Camping was always quite an adventure in Ethiopia–and my dad loved it.  This was one of our sweet spots on the savanna, near a lazy brown river that we floated down on air mattresses and in inner tubes.  Sometimes, I laid in my sleeping bag and listened to lions rumbling and grumbling in the grass.

Notice, however, that my mom is putting on her lipstick.

Our family continued to have camping reunions and adventures all the way up until mere months before my dad’s death this December.  I recently studied a list of national parks and figured out I’ve visited 28 of them.  You?  Anyone know the very first national park?

(Hint…it also shows up in my brother’s very first novel, which comes out this May, and you can probably guess from studying the cover below.)

In creating Lanie’s story with her longing to go camping, I admit that I could relate to the inside members of her family, too.  It was a lot more fun being the kid in the camping scene than being the mom.

Ummmmm…the good, the bad and the ugly.

A few days late

The wonderful person who maintains my website for me set me up with goggle alerts, and one of those let me know about a blog post by the illustrator for the ready-to-read I wrote about Martin Luther King.

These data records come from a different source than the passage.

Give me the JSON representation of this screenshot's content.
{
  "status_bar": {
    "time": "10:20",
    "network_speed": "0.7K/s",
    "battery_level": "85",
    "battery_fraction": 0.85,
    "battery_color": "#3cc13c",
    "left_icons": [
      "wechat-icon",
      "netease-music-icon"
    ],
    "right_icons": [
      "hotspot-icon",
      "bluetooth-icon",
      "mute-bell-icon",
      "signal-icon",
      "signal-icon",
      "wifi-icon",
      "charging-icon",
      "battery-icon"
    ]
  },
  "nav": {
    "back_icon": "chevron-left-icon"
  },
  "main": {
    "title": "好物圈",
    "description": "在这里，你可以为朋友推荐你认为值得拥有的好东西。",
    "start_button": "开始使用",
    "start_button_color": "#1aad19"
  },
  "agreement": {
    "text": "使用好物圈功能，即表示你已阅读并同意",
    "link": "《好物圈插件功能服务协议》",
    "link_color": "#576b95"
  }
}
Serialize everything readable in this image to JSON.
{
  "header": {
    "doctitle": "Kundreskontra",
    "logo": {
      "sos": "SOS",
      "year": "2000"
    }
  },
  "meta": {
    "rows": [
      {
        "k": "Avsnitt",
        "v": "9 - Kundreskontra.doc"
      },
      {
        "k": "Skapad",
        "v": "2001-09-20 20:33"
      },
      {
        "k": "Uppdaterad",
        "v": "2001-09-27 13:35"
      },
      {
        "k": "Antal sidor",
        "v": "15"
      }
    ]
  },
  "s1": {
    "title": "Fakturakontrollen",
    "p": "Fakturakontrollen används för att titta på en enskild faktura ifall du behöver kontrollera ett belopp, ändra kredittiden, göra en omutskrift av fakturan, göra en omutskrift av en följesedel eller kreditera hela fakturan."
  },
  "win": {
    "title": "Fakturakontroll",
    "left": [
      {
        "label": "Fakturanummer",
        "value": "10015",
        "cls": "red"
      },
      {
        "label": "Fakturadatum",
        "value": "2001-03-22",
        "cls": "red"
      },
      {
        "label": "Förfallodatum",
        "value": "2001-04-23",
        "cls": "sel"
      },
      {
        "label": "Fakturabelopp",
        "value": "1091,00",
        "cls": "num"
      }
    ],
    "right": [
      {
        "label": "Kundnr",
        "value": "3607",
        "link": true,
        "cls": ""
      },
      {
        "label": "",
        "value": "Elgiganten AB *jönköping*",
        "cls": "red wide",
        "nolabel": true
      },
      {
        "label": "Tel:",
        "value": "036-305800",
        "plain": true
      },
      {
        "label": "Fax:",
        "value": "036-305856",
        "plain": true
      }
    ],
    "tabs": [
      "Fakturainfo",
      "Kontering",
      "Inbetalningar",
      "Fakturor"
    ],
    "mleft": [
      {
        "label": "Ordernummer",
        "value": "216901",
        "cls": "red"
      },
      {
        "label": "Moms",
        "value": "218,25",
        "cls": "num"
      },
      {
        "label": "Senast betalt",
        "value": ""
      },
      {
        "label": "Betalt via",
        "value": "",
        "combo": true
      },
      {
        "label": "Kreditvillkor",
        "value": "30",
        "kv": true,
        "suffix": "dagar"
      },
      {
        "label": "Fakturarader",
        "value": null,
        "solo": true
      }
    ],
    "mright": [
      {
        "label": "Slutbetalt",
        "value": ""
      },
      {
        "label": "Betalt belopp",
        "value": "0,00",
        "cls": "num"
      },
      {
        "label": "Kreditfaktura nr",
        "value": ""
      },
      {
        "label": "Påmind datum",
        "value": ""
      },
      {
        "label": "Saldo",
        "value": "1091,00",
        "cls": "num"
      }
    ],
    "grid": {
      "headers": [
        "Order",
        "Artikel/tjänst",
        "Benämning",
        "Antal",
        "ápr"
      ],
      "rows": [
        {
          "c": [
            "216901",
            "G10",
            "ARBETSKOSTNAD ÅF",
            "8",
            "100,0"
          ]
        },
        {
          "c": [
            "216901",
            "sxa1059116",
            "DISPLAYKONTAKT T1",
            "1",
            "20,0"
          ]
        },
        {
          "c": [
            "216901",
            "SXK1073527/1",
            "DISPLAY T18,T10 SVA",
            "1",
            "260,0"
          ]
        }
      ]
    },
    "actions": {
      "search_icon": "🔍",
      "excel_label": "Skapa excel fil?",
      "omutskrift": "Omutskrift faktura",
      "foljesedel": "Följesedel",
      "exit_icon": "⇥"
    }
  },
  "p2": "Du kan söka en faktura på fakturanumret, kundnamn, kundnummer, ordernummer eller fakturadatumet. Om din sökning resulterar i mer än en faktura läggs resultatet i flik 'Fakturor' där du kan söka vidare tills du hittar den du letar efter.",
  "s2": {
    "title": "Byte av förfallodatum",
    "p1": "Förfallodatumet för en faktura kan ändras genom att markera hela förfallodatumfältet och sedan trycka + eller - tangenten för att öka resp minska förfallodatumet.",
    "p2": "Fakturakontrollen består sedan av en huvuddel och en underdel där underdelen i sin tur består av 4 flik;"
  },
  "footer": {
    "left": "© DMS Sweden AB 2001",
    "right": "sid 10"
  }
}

Maybe no other person who lived in the United States quite exemplified the power of one person to make a difference.  In the book, I wanted young readers to understand what Dr. Martin Luther King Jr. actually SAID in his speech.

I also spend a lot of time in author visits talking about Yohannes–here doing a presentation with me in a church where Dr. King preached some of his famous sermons–who is changing the world for Ethiopian children one person at a time.  No wonder he was chosen as one of CNN’s top heroes in 2008.

I can’t think of a better reason to go to Hollywood than to hear about those heroes, ordinary people making an extraodinary difference.  They were the people in the back of my mind as I shaped Lanie’s story about the choices each one of us can make that will save our world.

Lanie’s sisters

Toni Buzzeo, library goddess and acclaimed children’s book author (and a member of my writing group) tells people that when she was stuck on a draft of a manuscript, I said, “If this were my story, it would be a sister story.”  That comment led to the revision that turned manuscript into this fabulous book.  She often shows a picture of my family to give a little extra context for my remark.

That baby on my brother Chris’s lap is the fifth Kurtz girl.  I know sisters.

I can well remember when the sister scene looked more like this. I’m the one in the middle, already with my mouth open to tell a story, no doubt.  So when Lanie’s family started to take shape in my mind, it’s no wonder that she popped out as a middle kid.  (Yes my older sister did play the cello.)

That little kid on the end now lives in the Minneapolis area, and she and one of her seven sons came to my signing at the American Girl store there.  Thrilldom!

The staff at the store hosted us beautifully, and Joy was treated to a banana split after the signing.  She and Mike said it was fun to have a relative that was so famous (at least for a day).  I thought one banana split was little enough payment for all that material on little sisters that made Emily’s character so easy to write!

I’m finally home for a week or two and have had time to download pictures, reliving memories of the three American Girl store signings that I’ve had so far.  Just call me Princess Jane.

Apparently, the Boston store has had extraordinary sales of the camper that comes with Lanie.  When I was doing research about the area, I saw the many camping possibilities nearby.  Maybe that’s why?

Here the Boston Lanie dolls are wearing their tee-shirts that support the National Wildlife Federation and their campaign to get kids outside.